We started with a tour of the Governor's Palace. It had hundreds of swords and muskets
displayed on the walls. The guide said he was the keeper of the armament.
And there were lots and lots of people in costume wandering the streets and interacting
with the visitors. The buildings, mostly original, had merchants, artisans and shopkeepers
doing their daily duties. A lot of the items sold were made in the traditional way
as this shoe maker is doing.
Food and drink were also available but expensive. A couple of slices of a very good
ham on a dry bun was $5, a 12 oz. fountain soda $2.75. I don't know if the re-enactors
are paid or are volunteers but this is a money making operation.
Among the staged scenes were the trial of a drunkard that had been maligning the
king and making seditious statements in the tavern the night before.
And the sale of a jailed pauper's possessions to pay his fine. This is a real auction
of real items. We bought the carpet on the steps to the right. These are items
available for sale in the village elsewhere at twice the opening bid. We had another
bidder but still saved money on the carpet.
The Declaration of Independence was read in its entirety on the steps of the capitol
building and then was followed by a march down the main street behind a drum and
The big event of the day is at 5:00 in the evening. It is a review of the troops
before the upcoming battle. The regimental band plays and carries the flag.
Then practice with the muskets and cannons. Of course no shot, just gunpowder. It
makes a loud bang even with the reduced charge for the display. Of course they did
not actually go off to battle now. This battle was actually fought over two hundred
That takes care of the mid-Atlantic lowlands. Modern resorts and lots of history. Next

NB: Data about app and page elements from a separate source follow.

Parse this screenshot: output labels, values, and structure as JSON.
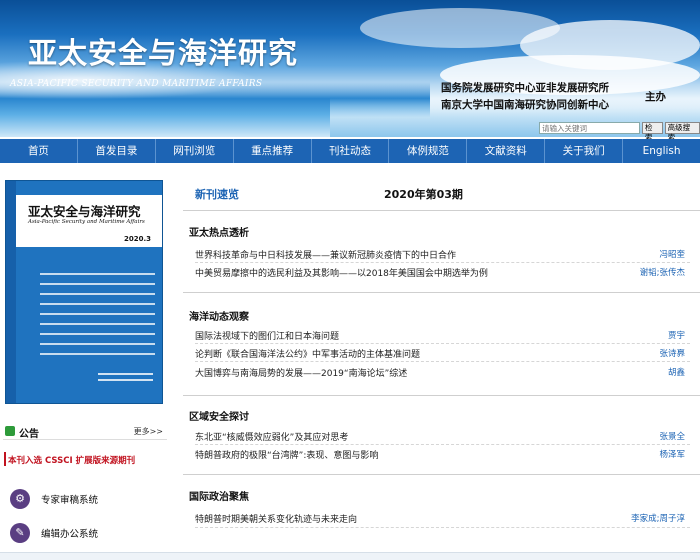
{
  "header": {
    "title_cn": "亚太安全与海洋研究",
    "title_en": "ASIA-PACIFIC SECURITY AND MARITIME AFFAIRS",
    "orgs": [
      "国务院发展研究中心亚非发展研究所",
      "南京大学中国南海研究协同创新中心"
    ],
    "host_label": "主办",
    "search_placeholder": "请输入关键词",
    "search_button": "检索",
    "advanced_search_button": "高级搜索"
  },
  "nav": {
    "items": [
      "首页",
      "首发目录",
      "网刊浏览",
      "重点推荐",
      "刊社动态",
      "体例规范",
      "文献资料",
      "关于我们",
      "English"
    ]
  },
  "left": {
    "cover": {
      "title": "亚太安全与海洋研究",
      "subtitle": "Asia-Pacific Security and Maritime Affairs",
      "issue": "2020.3"
    },
    "notice": {
      "label": "公告",
      "more": "更多>>",
      "item": "本刊入选 CSSCI 扩展版来源期刊"
    },
    "systems": [
      "专家审稿系统",
      "编辑办公系统"
    ]
  },
  "main": {
    "section_title": "新刊速览",
    "issue": "2020年第03期",
    "categories": [
      {
        "name": "亚太热点透析",
        "articles": [
          {
            "title": "世界科技革命与中日科技发展——兼议新冠肺炎疫情下的中日合作",
            "author": "冯昭奎"
          },
          {
            "title": "中美贸易摩擦中的选民利益及其影响——以2018年美国国会中期选举为例",
            "author": "谢韬;张传杰"
          }
        ]
      },
      {
        "name": "海洋动态观察",
        "articles": [
          {
            "title": "国际法视域下的图们江和日本海问题",
            "author": "贾宇"
          },
          {
            "title": "论判断《联合国海洋法公约》中军事活动的主体基准问题",
            "author": "张诗奡"
          },
          {
            "title": "大国博弈与南海局势的发展——2019“南海论坛”综述",
            "author": "胡鑫"
          }
        ]
      },
      {
        "name": "区域安全探讨",
        "articles": [
          {
            "title": "东北亚“核威慑效应弱化”及其应对思考",
            "author": "张景全"
          },
          {
            "title": "特朗普政府的极限“台湾牌”:表现、意图与影响",
            "author": "杨泽军"
          }
        ]
      },
      {
        "name": "国际政治聚焦",
        "articles": [
          {
            "title": "特朗普时期美朝关系变化轨迹与未来走向",
            "author": "李家成;周子淳"
          }
        ]
      }
    ]
  }
}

is Washington DC and more World Cup games with Germany playing the USA. We don't
know who to root for!